In late October, at the suggestion of a colleague, she reached out to Phoenix Union’s wellness specialists. One of them, Cailene Pisciotta, responded “super quickly” and the pair scheduled an appointment for the end of a school day.
From the start of the school year through mid-March, Collins-Frazier and Pisciotta met with 208 teachers, administrators and staff members for a total of 438 individual counseling sessions, typically lasting an hour. They’d seen staff at every one of Phoenix Union’s 21 school sites.
The counselors said the most common reasons that employees contacted them were grief, depression, anxiety, challenges with some student behaviors and fatigue from the uncertainties wrought by COVID-19. When asked how they respond to those stressors, Collins-Frazier and Pisciotta replied in unison: “validation.” Teaching during a pandemic is scary. It’s overwhelming. And teachers need to hear that acknowledged “because what they’re going through is so real,” Pisciotta said.
The teacher I spoke with said she first contacted the counselors because of marital challenges but ended up talking about tension caused by differences in classroom management styles between her and her co-teacher. Pisciotta helped her practice articulating her feelings with “I” statements, which led to a three-hour conversation between the two teachers about how to better support each other.
“I think now we’re connecting more in every way, like personally and professionally,” she said after her meetings with Pisciotta. “And that tension has started to go down, which has been a sigh of relief now because now I feel better about coming to work.”
In addition to individual sessions, the wellness specialists lead workshops on self-care practices, such as mindfulness. What they don’t do is crisis intervention or long-term treatment. If an employee needs more support after a few sessions, Collins-Frazier and Pisciotta refer them to an external provider. They’ve done a lot of outreach to find providers who can accept new clients and the district’s insurance, which can make a big difference when long wait times for mental health services are the norm.
“We are building a little network of people that are willing to jump in and help,” said Collins-Frazier.
Collins-Frazier and Pisciotta were hired in a time of heightened need for mental health support because of coronavirus, but the idea for their positions originated earlier, according to Phoenix Union Superintendent Chad Gestson. “We had an initial discussion right before the pandemic about, you know, if we’re investing so much money into the mental health and wraparound services of our 30,000 teenagers, why are we not doing the same thing for our 4,000 employees?” he said.
So amid school closures in spring 2020, Gestson proposed to the governing board that the district create up to three full-time wellness positions, funded out of the regular operations budget.

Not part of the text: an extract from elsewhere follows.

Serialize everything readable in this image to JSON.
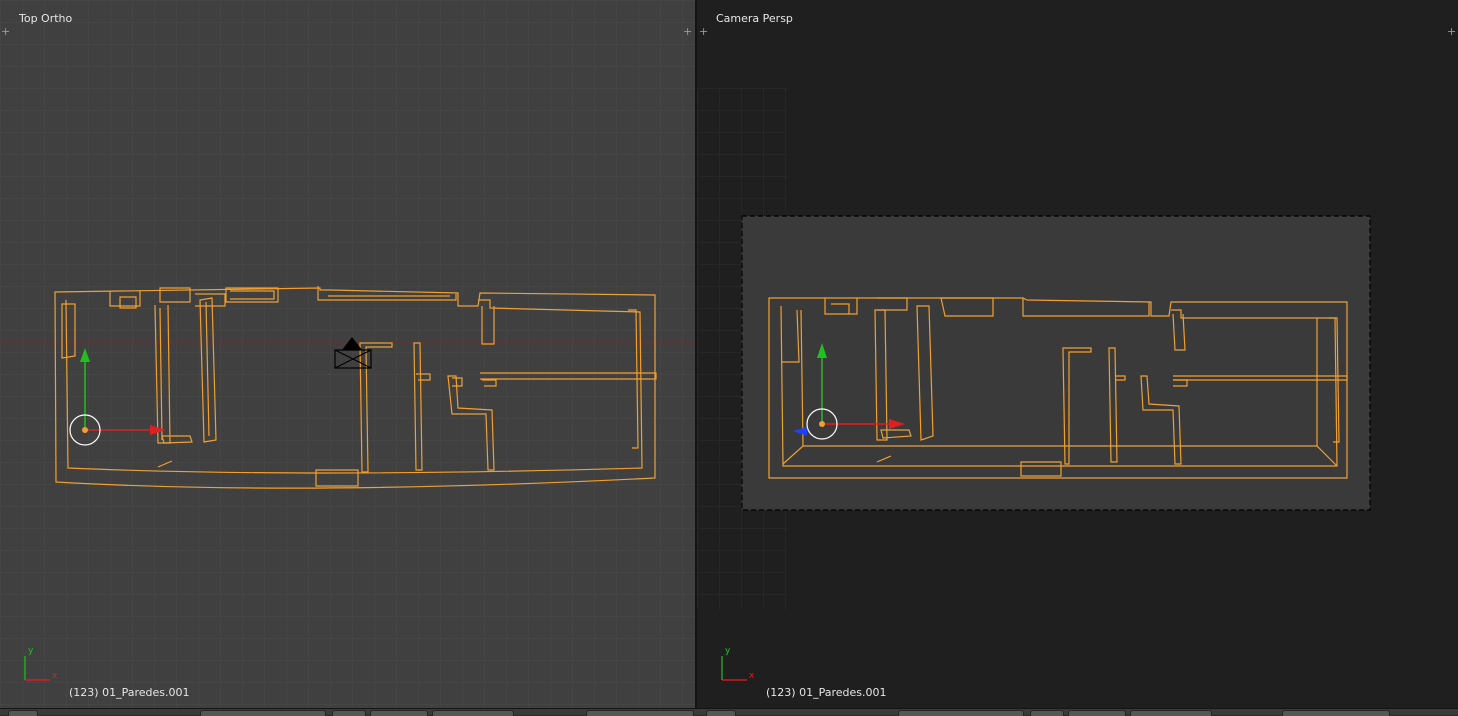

The board approved that plan. That was the start of the vision, not the end. In recent months, Gestson said, he and his team got approval for two wellness manager positions — one to oversee the social-emotional programs, and another to oversee physical wellness initiatives for staff. Those positions will be funded with money from the district’s medical insurance trust and its medical provider.
Gestson said the program is being built out with a “ready, fire, aim” approach — a term from the start-up world that suggests it’s better to start with something and adjust, rather than spending years planning. “When we launched this, it was just like, ‘let’s start loving our people,’” the superintendent said. In addition to adding manager positions, his team is still figuring out the parameters of the existing roles. For instance, what does wellness for the wellness specialists look like? When are they not on call? Pisciotta said setting the same kind of boundaries she encourages teachers to set has taken conscious effort.
Administrators also are still figuring out how to evaluate the program’s success. Gestson said the numbers of employees requesting services, exiting services and being referred for additional support will be part of the equation, as will employee retention rates and an annual wellness survey that predates the creation of the positions.
But the anecdotal evidence of the benefits may be the most powerful. For example, Gestson said he’d received phone calls from two Phoenix Union administrators who told him that talking with the wellness specialists had been transformational for their mental health.
The special education teacher I spoke with also expressed gratitude for the service. “It’s just so awesome that, you know, we’re already struggling enough, and now this free, incredible resource just comes right to me, and I can do it on my prep period.”
It’s not a cure-all, of course. During winter break, she felt dread rising again at the thought of school. After returning in January, though, the honest communication she’d started to have with her co-teacher started to pay off in their classroom. She said that by leaning into and trusting each other more, they’ve been better able to handle student behaviors and target their instruction. “I think we’re finally getting to some of the kids. So I’ve seen more success, maybe the last two weeks than I have before that this year,” she said in February.
Meeting with Pisciotta also inspired her to prioritize her own needs more. For example, she started reading novels during her students’ silent reading time, bringing her back to her childhood identity as a bookworm. “I always tend to put everyone else in front of myself, and Cailene’s taught me how to be more aware of that,” she said.